- Aim of the exercise: Look through the entries below for the string "пациента", and copy each line where it is found.
'''
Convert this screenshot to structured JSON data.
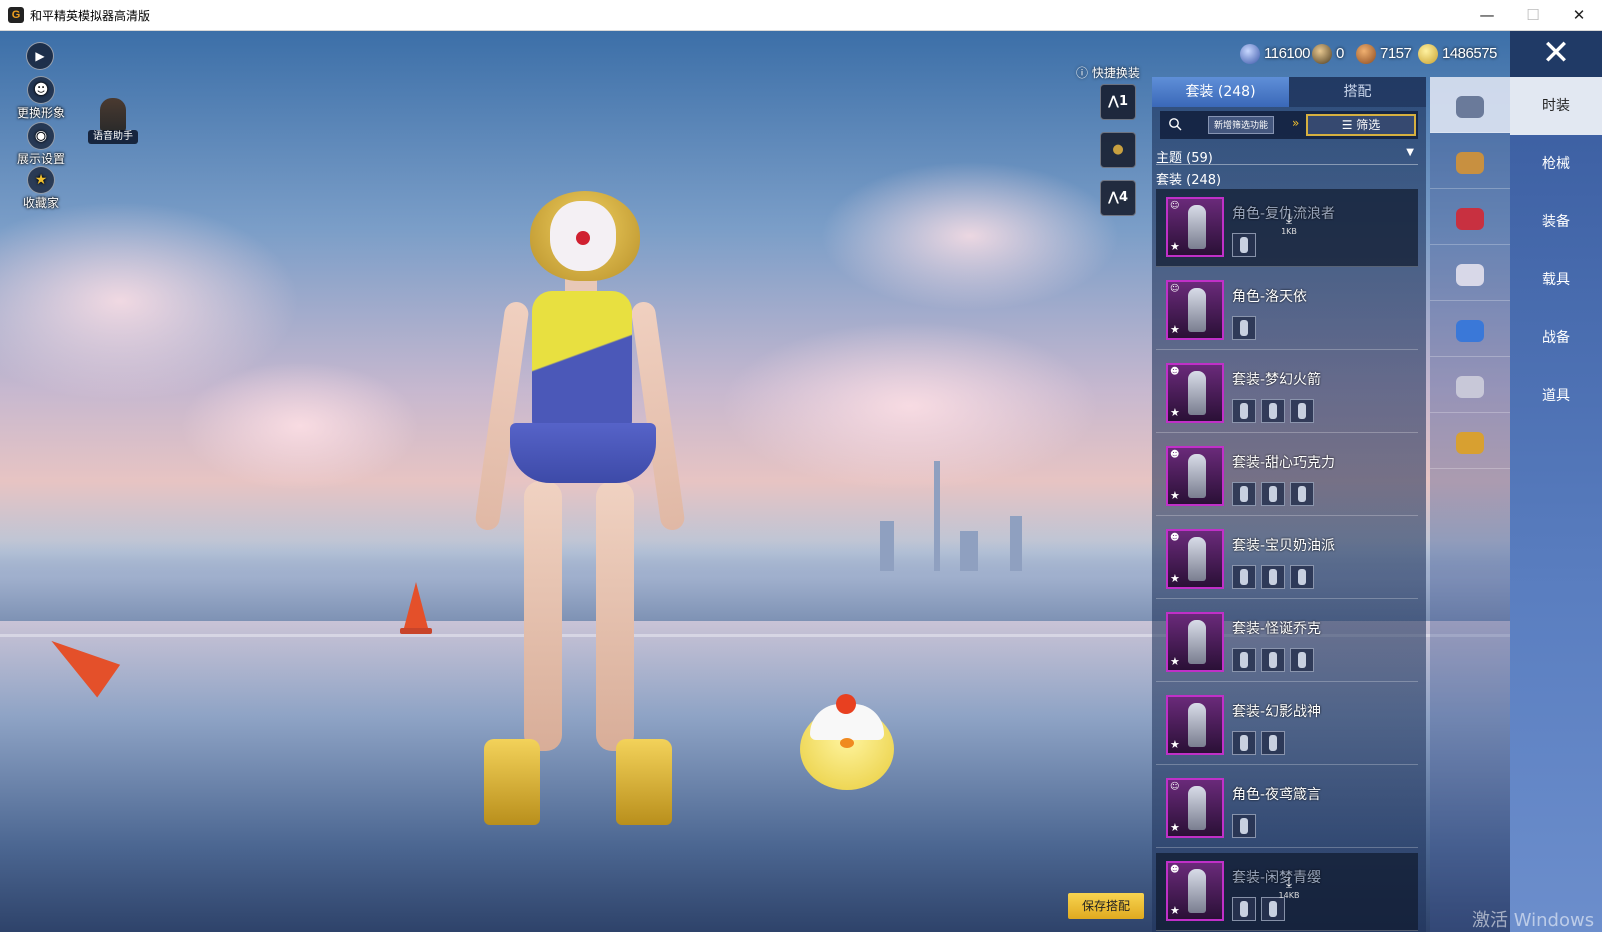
{
  "window": {
    "title": "和平精英模拟器高清版",
    "app_icon_letter": "G",
    "minimize": "—",
    "maximize": "☐",
    "close": "✕"
  },
  "left_toolbar": {
    "change_avatar": "更换形象",
    "display_settings": "展示设置",
    "collector": "收藏家",
    "voice_assistant": "语音助手"
  },
  "currencies": [
    {
      "icon": "blue-coin-icon",
      "value": "116100"
    },
    {
      "icon": "token-icon",
      "value": "0"
    },
    {
      "icon": "bronze-coin-icon",
      "value": "7157"
    },
    {
      "icon": "gold-coin-icon",
      "value": "1486575"
    }
  ],
  "quick_change": {
    "label": "快捷换装",
    "slots": [
      "1",
      "",
      "4"
    ]
  },
  "panel": {
    "tabs": {
      "suits": "套装 (248)",
      "match": "搭配"
    },
    "new_filter": "新增筛选功能",
    "filter": "筛选",
    "theme": "主题 (59)",
    "suits_count": "套装 (248)",
    "items": [
      {
        "name": "角色-复仇流浪者",
        "parts": 1,
        "dim": true,
        "download": "1KB",
        "badge": "role"
      },
      {
        "name": "角色-洛天依",
        "parts": 1,
        "dim": false,
        "download": "",
        "badge": "role"
      },
      {
        "name": "套装-梦幻火箭",
        "parts": 3,
        "dim": false,
        "download": "",
        "badge": "suit"
      },
      {
        "name": "套装-甜心巧克力",
        "parts": 3,
        "dim": false,
        "download": "",
        "badge": "suit"
      },
      {
        "name": "套装-宝贝奶油派",
        "parts": 3,
        "dim": false,
        "download": "",
        "badge": "suit"
      },
      {
        "name": "套装-怪诞乔克",
        "parts": 3,
        "dim": false,
        "download": "",
        "badge": ""
      },
      {
        "name": "套装-幻影战神",
        "parts": 2,
        "dim": false,
        "download": "",
        "badge": ""
      },
      {
        "name": "角色-夜鸢箴言",
        "parts": 1,
        "dim": false,
        "download": "",
        "badge": "role"
      },
      {
        "name": "套装-闲梦青缨",
        "parts": 2,
        "dim": true,
        "download": "14KB",
        "badge": "suit"
      }
    ]
  },
  "category_icons": [
    {
      "name": "hat-icon",
      "color": "#6a7a9a"
    },
    {
      "name": "backpack-icon",
      "color": "#c89040"
    },
    {
      "name": "lips-icon",
      "color": "#c83040"
    },
    {
      "name": "clown-mask-icon",
      "color": "#d8d8e8"
    },
    {
      "name": "outfit-icon",
      "color": "#3a78d8"
    },
    {
      "name": "pants-icon",
      "color": "#c8c8d8"
    },
    {
      "name": "shoes-icon",
      "color": "#d8a030"
    }
  ],
  "category_tabs": [
    "时装",
    "枪械",
    "装备",
    "载具",
    "战备",
    "道具"
  ],
  "save_button": "保存搭配",
  "watermark": "激活 Windows",
  "exit": "✕"
}
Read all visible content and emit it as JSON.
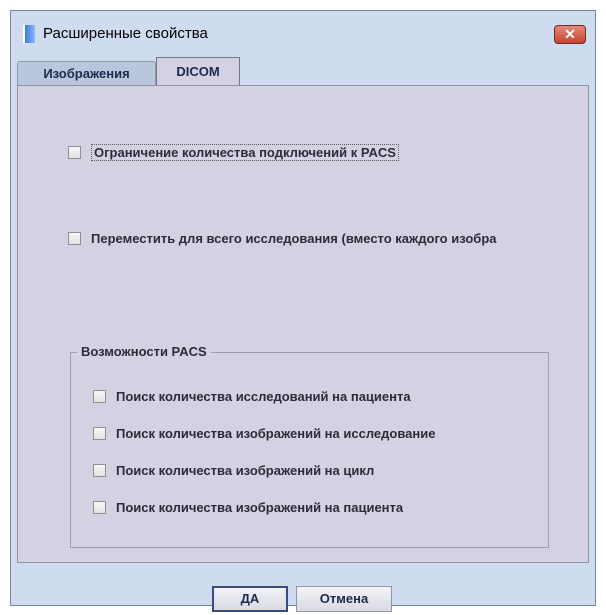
{
  "window": {
    "title": "Расширенные свойства",
    "close_symbol": "✕"
  },
  "tabs": [
    {
      "label": "Изображения",
      "active": false
    },
    {
      "label": "DICOM",
      "active": true
    }
  ],
  "options": {
    "limit_connections": {
      "label": "Ограничение количества подключений к PACS",
      "checked": false
    },
    "move_whole_study": {
      "label": "Переместить для всего исследования (вместо каждого изобра",
      "checked": false
    }
  },
  "pacs_group": {
    "title": "Возможности PACS",
    "items": [
      {
        "label": "Поиск количества исследований на пациента",
        "checked": false
      },
      {
        "label": "Поиск количества изображений на исследование",
        "checked": false
      },
      {
        "label": "Поиск количества изображений на цикл",
        "checked": false
      },
      {
        "label": "Поиск количества изображений на пациента",
        "checked": false
      }
    ]
  },
  "buttons": {
    "ok": "ДА",
    "cancel": "Отмена"
  }
}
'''
- Answer to this exercise:
        "label": "Поиск количества исследований на пациента",
        "label": "Поиск количества изображений на пациента",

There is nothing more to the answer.